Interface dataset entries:
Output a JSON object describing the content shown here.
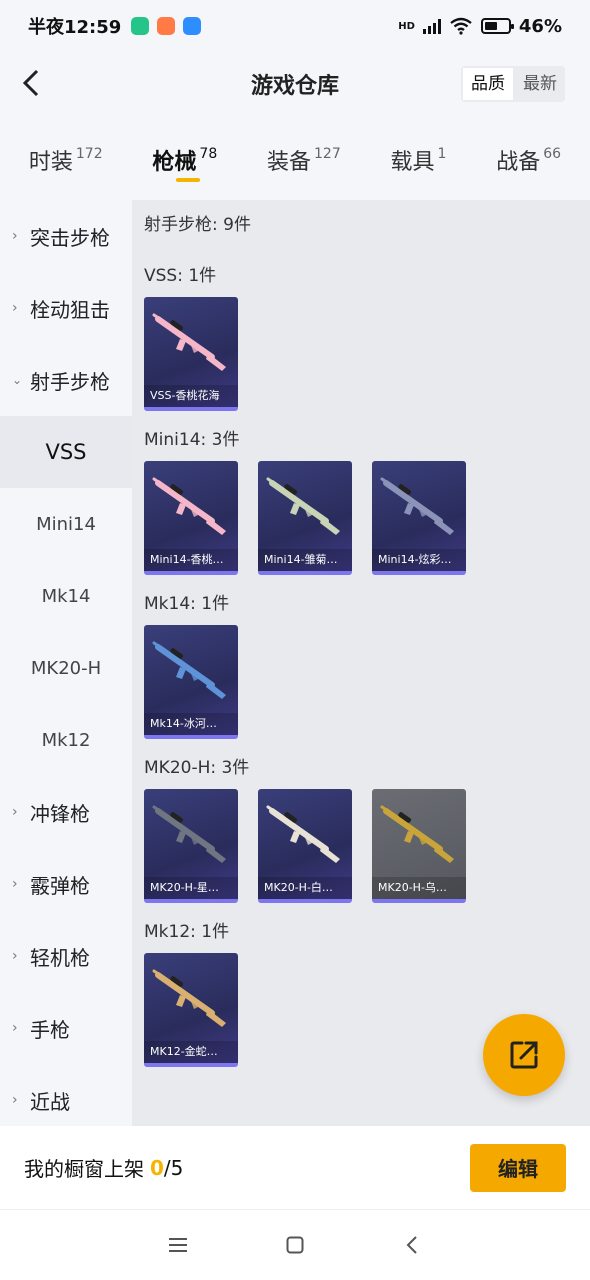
{
  "status_bar": {
    "time": "半夜12:59",
    "network": "HD",
    "battery": "46%",
    "app_icon_colors": [
      "#25c58a",
      "#ff7a45",
      "#2e8dff"
    ]
  },
  "header": {
    "title": "游戏仓库",
    "sort_options": [
      "品质",
      "最新"
    ],
    "sort_active": "品质"
  },
  "tabs": [
    {
      "label": "时装",
      "count": "172"
    },
    {
      "label": "枪械",
      "count": "78",
      "active": true
    },
    {
      "label": "装备",
      "count": "127"
    },
    {
      "label": "载具",
      "count": "1"
    },
    {
      "label": "战备",
      "count": "66"
    }
  ],
  "sidebar": {
    "items": [
      {
        "label": "突击步枪",
        "expanded": false
      },
      {
        "label": "栓动狙击",
        "expanded": false
      },
      {
        "label": "射手步枪",
        "expanded": true
      },
      {
        "label": "VSS",
        "sub": true,
        "active": true
      },
      {
        "label": "Mini14",
        "sub": true
      },
      {
        "label": "Mk14",
        "sub": true
      },
      {
        "label": "MK20-H",
        "sub": true
      },
      {
        "label": "Mk12",
        "sub": true
      },
      {
        "label": "冲锋枪",
        "expanded": false
      },
      {
        "label": "霰弹枪",
        "expanded": false
      },
      {
        "label": "轻机枪",
        "expanded": false
      },
      {
        "label": "手枪",
        "expanded": false
      },
      {
        "label": "近战",
        "expanded": false
      }
    ]
  },
  "content": {
    "total": "射手步枪: 9件",
    "groups": [
      {
        "title": "VSS: 1件",
        "items": [
          {
            "name": "VSS-香桃花海",
            "color": "#f4b6c8",
            "bg": "purple"
          }
        ]
      },
      {
        "title": "Mini14: 3件",
        "items": [
          {
            "name": "Mini14-香桃…",
            "color": "#f4b6c8",
            "bg": "purple"
          },
          {
            "name": "Mini14-雏菊…",
            "color": "#c9d3b6",
            "bg": "purple"
          },
          {
            "name": "Mini14-炫彩…",
            "color": "#8c93b8",
            "bg": "purple"
          }
        ]
      },
      {
        "title": "Mk14: 1件",
        "items": [
          {
            "name": "Mk14-冰河…",
            "color": "#5e93d8",
            "bg": "purple"
          }
        ]
      },
      {
        "title": "MK20-H: 3件",
        "items": [
          {
            "name": "MK20-H-星…",
            "color": "#6f7682",
            "bg": "purple"
          },
          {
            "name": "MK20-H-白…",
            "color": "#e8e2d6",
            "bg": "purple"
          },
          {
            "name": "MK20-H-乌…",
            "color": "#c9a43a",
            "bg": "gray"
          }
        ]
      },
      {
        "title": "Mk12: 1件",
        "items": [
          {
            "name": "MK12-金蛇…",
            "color": "#d9b070",
            "bg": "purple"
          }
        ]
      }
    ]
  },
  "bottom": {
    "shelf_label": "我的橱窗上架",
    "shelf_count": "0",
    "shelf_total": "/5",
    "edit_label": "编辑"
  },
  "colors": {
    "accent": "#f5a800",
    "tab_underline": "#f5b400",
    "card_border": "#7e76ee"
  },
  "icons": {
    "back": "back-arrow-icon",
    "fab": "share-external-icon",
    "nav": [
      "menu-icon",
      "home-square-icon",
      "back-chevron-icon"
    ]
  }
}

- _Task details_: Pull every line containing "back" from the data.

- _Task solution_:
    "back": "back-arrow-icon",
      "back-chevron-icon"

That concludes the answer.